Pictures aside, write out every record exactly as it appears.

Top of EXTRACTED MATERIAL

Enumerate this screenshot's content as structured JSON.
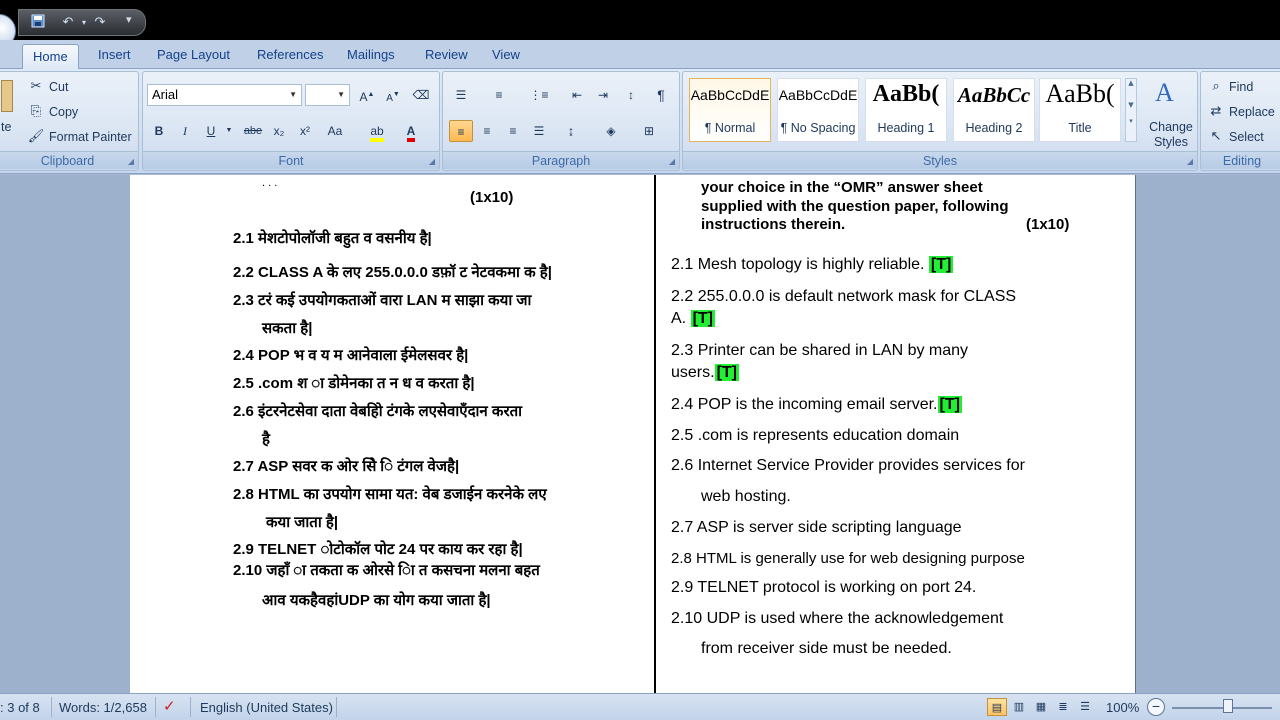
{
  "quick_access": {
    "save_icon": "save-icon",
    "undo_icon": "undo-icon",
    "redo_icon": "redo-icon",
    "more_label": "▾"
  },
  "tabs": [
    {
      "label": "Home",
      "active": true
    },
    {
      "label": "Insert"
    },
    {
      "label": "Page Layout"
    },
    {
      "label": "References"
    },
    {
      "label": "Mailings"
    },
    {
      "label": "Review"
    },
    {
      "label": "View"
    }
  ],
  "clipboard": {
    "paste_label": "te",
    "cut_label": "Cut",
    "copy_label": "Copy",
    "format_painter_label": "Format Painter",
    "group_label": "Clipboard"
  },
  "font": {
    "font_name": "Arial",
    "font_size": "",
    "group_label": "Font",
    "buttons": [
      "B",
      "I",
      "U",
      "abe",
      "x₂",
      "x²",
      "Aa"
    ]
  },
  "paragraph": {
    "group_label": "Paragraph"
  },
  "styles": {
    "group_label": "Styles",
    "items": [
      {
        "sample": "AaBbCcDdE",
        "name": "¶ Normal",
        "selected": true
      },
      {
        "sample": "AaBbCcDdE",
        "name": "¶ No Spacing"
      },
      {
        "sample": "AaBb(",
        "name": "Heading 1"
      },
      {
        "sample": "AaBbCc",
        "name": "Heading 2"
      },
      {
        "sample": "AaBb(",
        "name": "Title"
      }
    ],
    "change_styles_label": "Change Styles"
  },
  "editing": {
    "find_label": "Find",
    "replace_label": "Replace",
    "select_label": "Select",
    "group_label": "Editing"
  },
  "document": {
    "left": {
      "top_fragment": "(1x10)",
      "lines": [
        "2.1  मेशटोपोलॉजी बहुत व वसनीय है|",
        "2.2  CLASS A के लए 255.0.0.0  डफ़ॉ ट नेटवकमा क है|",
        "2.3      टरं कई उपयोगकताओं वारा LAN म साझा  कया जा",
        "सकता है|",
        "2.4  POP भ व य म आनेवाला ईमेलसवर है|",
        "2.5  .com श    ा डोमेनका       त न ध व करता है|",
        "2.6  इंटरनेटसेवा दाता वेबहोि टंगके लएसेवाएँदान करता",
        "है",
        "2.7  ASP सवर क ओर सेि       ि टंगल वेजहै|",
        "2.8  HTML का उपयोग सामा यत: वेब डजाईन करनेके लए",
        "कया जाता है|",
        "2.9   TELNET  ोटोकॉल पोट 24 पर काय कर रहा है|",
        "2.10  जहाँ ा तकता क ओरसे ाि त कसचना     मलना बहत",
        "आव यकहैवहांUDP का       योग कया जाता है|"
      ]
    },
    "right": {
      "top_lines": [
        "your  choice  in  the  “OMR”  answer  sheet",
        "supplied with the question paper, following",
        "instructions therein."
      ],
      "top_marks": "(1x10)",
      "lines": [
        {
          "text": "2.1 Mesh topology is highly reliable. ",
          "tag": "[T]"
        },
        {
          "text": "2.2  255.0.0.0 is default network mask for CLASS"
        },
        {
          "text": "A. ",
          "tag": "[T]"
        },
        {
          "text": "2.3 Printer can be shared in LAN by many"
        },
        {
          "text": "users.",
          "tag": "[T]"
        },
        {
          "text": "2.4 POP is the incoming email server.",
          "tag": "[T]"
        },
        {
          "text": "2.5 .com is represents education domain"
        },
        {
          "text": "2.6  Internet  Service  Provider  provides  services  for"
        },
        {
          "text": "web hosting."
        },
        {
          "text": "2.7 ASP is server side scripting language"
        },
        {
          "text": "2.8 HTML is generally use for web designing purpose"
        },
        {
          "text": "2.9 TELNET protocol is working on port 24."
        },
        {
          "text": "2.10  UDP  is  used  where  the  acknowledgement"
        },
        {
          "text": "from receiver side must be needed."
        }
      ]
    }
  },
  "status": {
    "page": ": 3 of 8",
    "words": "Words: 1/2,658",
    "language": "English (United States)",
    "zoom": "100%"
  },
  "colors": {
    "highlight": "#22ee33",
    "ribbon_text": "#1e395b",
    "tab_text": "#15428b"
  }
}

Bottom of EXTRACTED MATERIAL

**RESPONSE BELOW:**
Enumerate this screenshot's content as structured JSON.
{
  "quick_access": {
    "save_icon": "save-icon",
    "undo_icon": "undo-icon",
    "redo_icon": "redo-icon",
    "more_label": "▾"
  },
  "tabs": [
    {
      "label": "Home",
      "active": true
    },
    {
      "label": "Insert"
    },
    {
      "label": "Page Layout"
    },
    {
      "label": "References"
    },
    {
      "label": "Mailings"
    },
    {
      "label": "Review"
    },
    {
      "label": "View"
    }
  ],
  "clipboard": {
    "paste_label": "te",
    "cut_label": "Cut",
    "copy_label": "Copy",
    "format_painter_label": "Format Painter",
    "group_label": "Clipboard"
  },
  "font": {
    "font_name": "Arial",
    "font_size": "",
    "group_label": "Font",
    "buttons": [
      "B",
      "I",
      "U",
      "abe",
      "x₂",
      "x²",
      "Aa"
    ]
  },
  "paragraph": {
    "group_label": "Paragraph"
  },
  "styles": {
    "group_label": "Styles",
    "items": [
      {
        "sample": "AaBbCcDdE",
        "name": "¶ Normal",
        "selected": true
      },
      {
        "sample": "AaBbCcDdE",
        "name": "¶ No Spacing"
      },
      {
        "sample": "AaBb(",
        "name": "Heading 1"
      },
      {
        "sample": "AaBbCc",
        "name": "Heading 2"
      },
      {
        "sample": "AaBb(",
        "name": "Title"
      }
    ],
    "change_styles_label": "Change Styles"
  },
  "editing": {
    "find_label": "Find",
    "replace_label": "Replace",
    "select_label": "Select",
    "group_label": "Editing"
  },
  "document": {
    "left": {
      "top_fragment": "(1x10)",
      "lines": [
        "2.1  मेशटोपोलॉजी बहुत व वसनीय है|",
        "2.2  CLASS A के लए 255.0.0.0  डफ़ॉ ट नेटवकमा क है|",
        "2.3      टरं कई उपयोगकताओं वारा LAN म साझा  कया जा",
        "सकता है|",
        "2.4  POP भ व य म आनेवाला ईमेलसवर है|",
        "2.5  .com श    ा डोमेनका       त न ध व करता है|",
        "2.6  इंटरनेटसेवा दाता वेबहोि टंगके लएसेवाएँदान करता",
        "है",
        "2.7  ASP सवर क ओर सेि       ि टंगल वेजहै|",
        "2.8  HTML का उपयोग सामा यत: वेब डजाईन करनेके लए",
        "कया जाता है|",
        "2.9   TELNET  ोटोकॉल पोट 24 पर काय कर रहा है|",
        "2.10  जहाँ ा तकता क ओरसे ाि त कसचना     मलना बहत",
        "आव यकहैवहांUDP का       योग कया जाता है|"
      ]
    },
    "right": {
      "top_lines": [
        "your  choice  in  the  “OMR”  answer  sheet",
        "supplied with the question paper, following",
        "instructions therein."
      ],
      "top_marks": "(1x10)",
      "lines": [
        {
          "text": "2.1 Mesh topology is highly reliable. ",
          "tag": "[T]"
        },
        {
          "text": "2.2  255.0.0.0 is default network mask for CLASS"
        },
        {
          "text": "A. ",
          "tag": "[T]"
        },
        {
          "text": "2.3 Printer can be shared in LAN by many"
        },
        {
          "text": "users.",
          "tag": "[T]"
        },
        {
          "text": "2.4 POP is the incoming email server.",
          "tag": "[T]"
        },
        {
          "text": "2.5 .com is represents education domain"
        },
        {
          "text": "2.6  Internet  Service  Provider  provides  services  for"
        },
        {
          "text": "web hosting."
        },
        {
          "text": "2.7 ASP is server side scripting language"
        },
        {
          "text": "2.8 HTML is generally use for web designing purpose"
        },
        {
          "text": "2.9 TELNET protocol is working on port 24."
        },
        {
          "text": "2.10  UDP  is  used  where  the  acknowledgement"
        },
        {
          "text": "from receiver side must be needed."
        }
      ]
    }
  },
  "status": {
    "page": ": 3 of 8",
    "words": "Words: 1/2,658",
    "language": "English (United States)",
    "zoom": "100%"
  },
  "colors": {
    "highlight": "#22ee33",
    "ribbon_text": "#1e395b",
    "tab_text": "#15428b"
  }
}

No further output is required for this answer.